In conjunction with all skills involved with aviation, time management is one of the more important. Time management is one skill that is involved with every phase of flight. Research has shown being rushed for time is the second leading contributing factor to human error. Ask yourself, “have I ever made a rushed decision that ended up being a bad one?”
From the time you start planning your first cross country throughout your flying career learn and develop time management skills. If your instructor is not (on a regular basis) teaching cock pit management as well as flying skills, speak up and make it known you would like to get familiar with time management. Spend the low work load phases of flight preparing for the high workload. When the cock pit is calm check the organization of charts, review checklists, ATIS information, setting up communications and nav-aids. Allow your skills to develop a process to focus on the right information at the right time. Managing attention also means managing distractions. During the low workload phase ask yourself “what if “scenarios. Don’t try and go into everyone you can think of, just one or two each time you take a trip. Before engaging in a conversation with someone aboard make sure you have completed all tasks at hand including the ones for the next phase.
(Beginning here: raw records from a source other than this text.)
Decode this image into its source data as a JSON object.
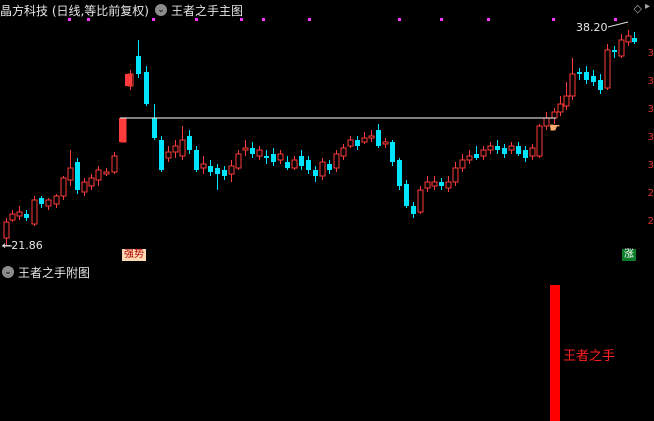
{
  "header": {
    "stock_title": "晶方科技 (日线,等比前复权)",
    "main_indicator": "王者之手主图",
    "sub_indicator": "王者之手附图"
  },
  "labels": {
    "high_price": "38.20",
    "low_price": "21.86",
    "signal_left": "强势",
    "signal_right": "涨",
    "sub_label": "王者之手"
  },
  "colors": {
    "up": "#ff3b3b",
    "down": "#00e5ff",
    "hline": "#ffffff",
    "dots": "#ff33ff",
    "signal_bar": "#ff0000"
  },
  "icons": {
    "dropdown": "chevron-down-icon",
    "corner": "diamond-icon",
    "cursor": "hand-pointer-icon"
  }
}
You will be a more confident and safety oriented pilot learning and developing time management skills. Staying ahead of the airplane is staying ahead of the accident curve.
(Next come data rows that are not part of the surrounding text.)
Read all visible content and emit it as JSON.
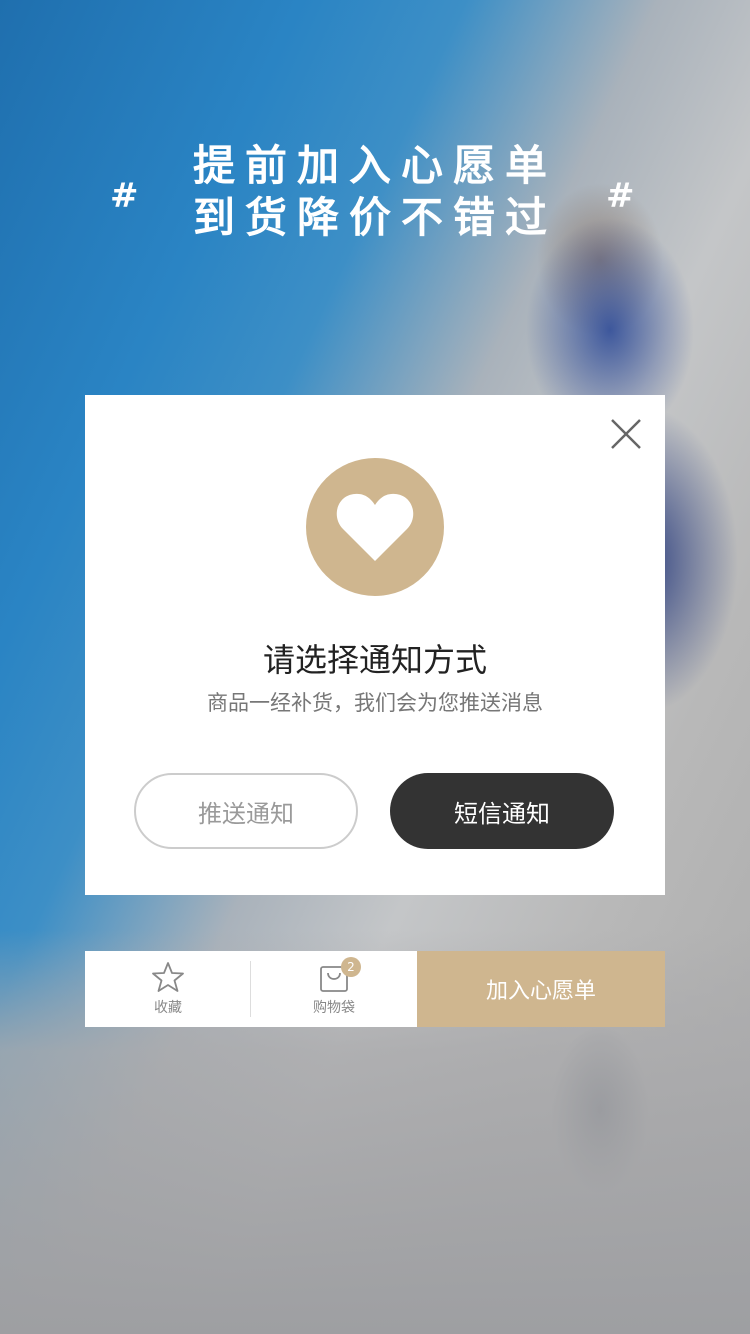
{
  "banner": {
    "line1": "提前加入心愿单",
    "line2": "到货降价不错过",
    "hash_left": "#",
    "hash_right": "#"
  },
  "modal": {
    "title": "请选择通知方式",
    "subtitle": "商品一经补货，我们会为您推送消息",
    "push_button": "推送通知",
    "sms_button": "短信通知",
    "icon": "heart-icon",
    "close_icon": "close-icon"
  },
  "bottom_bar": {
    "favorite_label": "收藏",
    "bag_label": "购物袋",
    "bag_count": "2",
    "wishlist_button": "加入心愿单"
  },
  "colors": {
    "accent_gold": "#cfb68f",
    "dark_button": "#333333"
  }
}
Reference: Aviation Safety October 2003 Pat Veillette
Will Rogers: “If you find yourself in a hole, the first thing to do is stop diggin”
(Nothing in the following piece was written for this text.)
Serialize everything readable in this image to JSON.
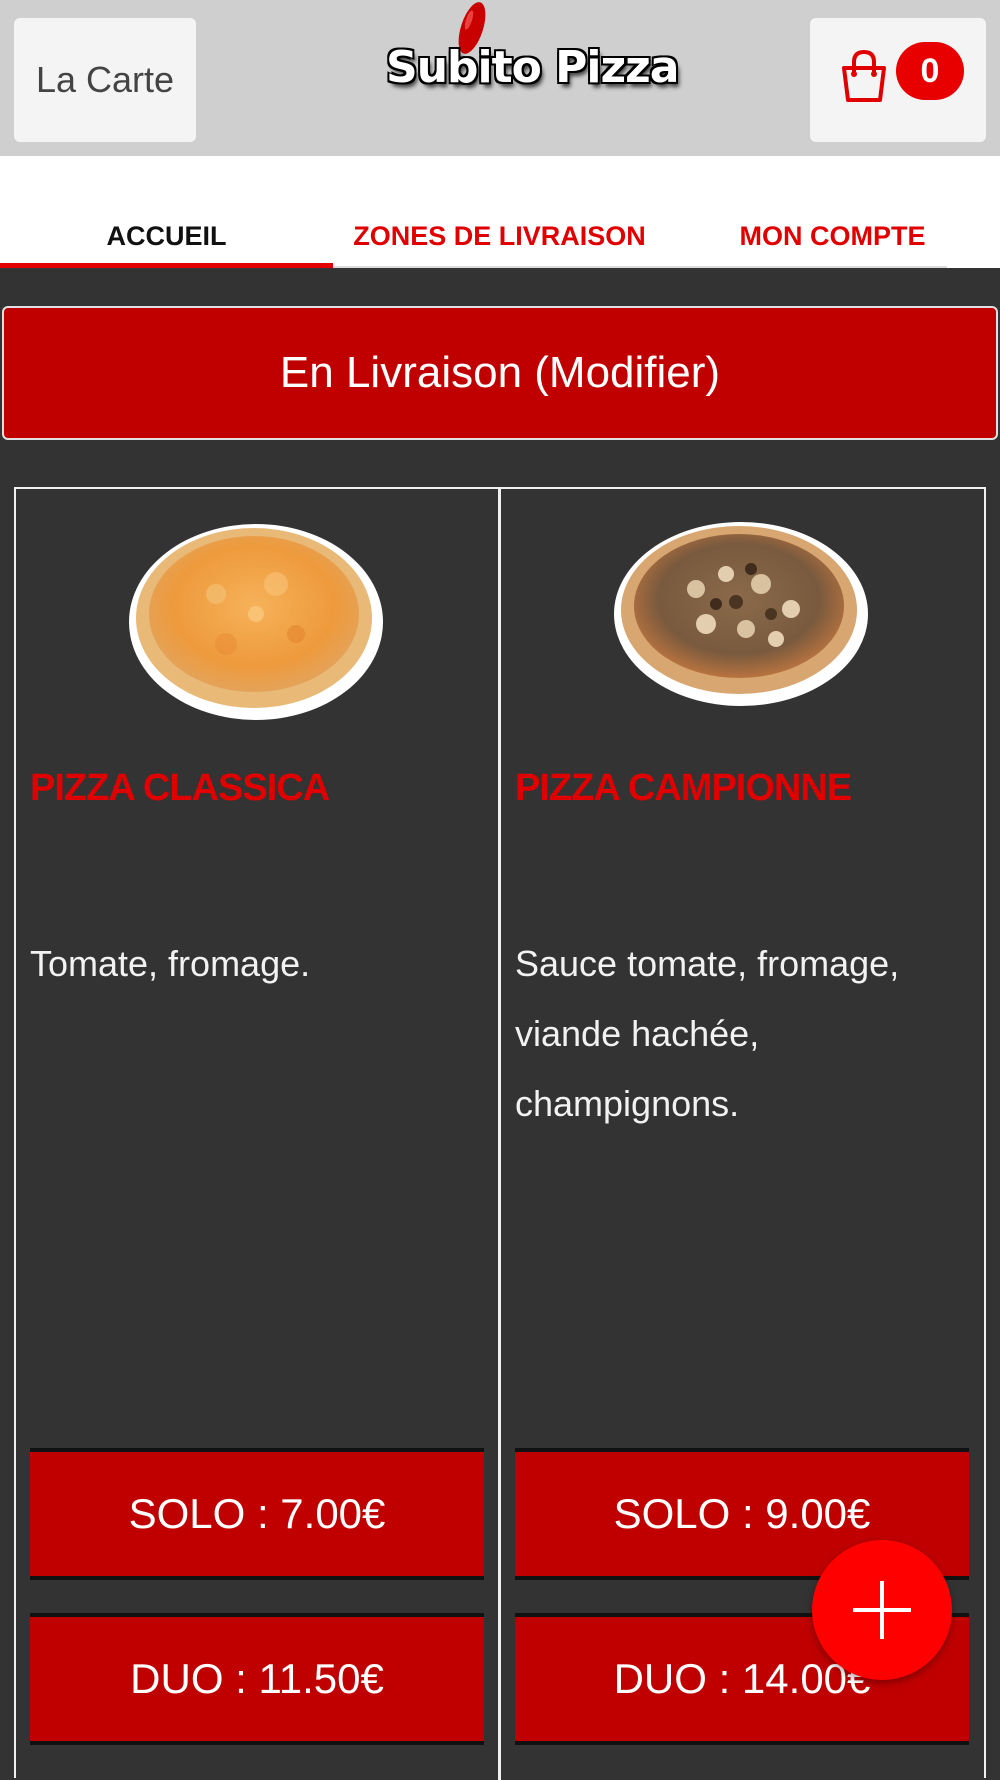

These safety tips are provided by the WCFC Safety Committee. They are intended to stimulate thought and discussion about flight safety and do not necessarily represent club policy nor are they intended to replace instruction from a qualified instructor.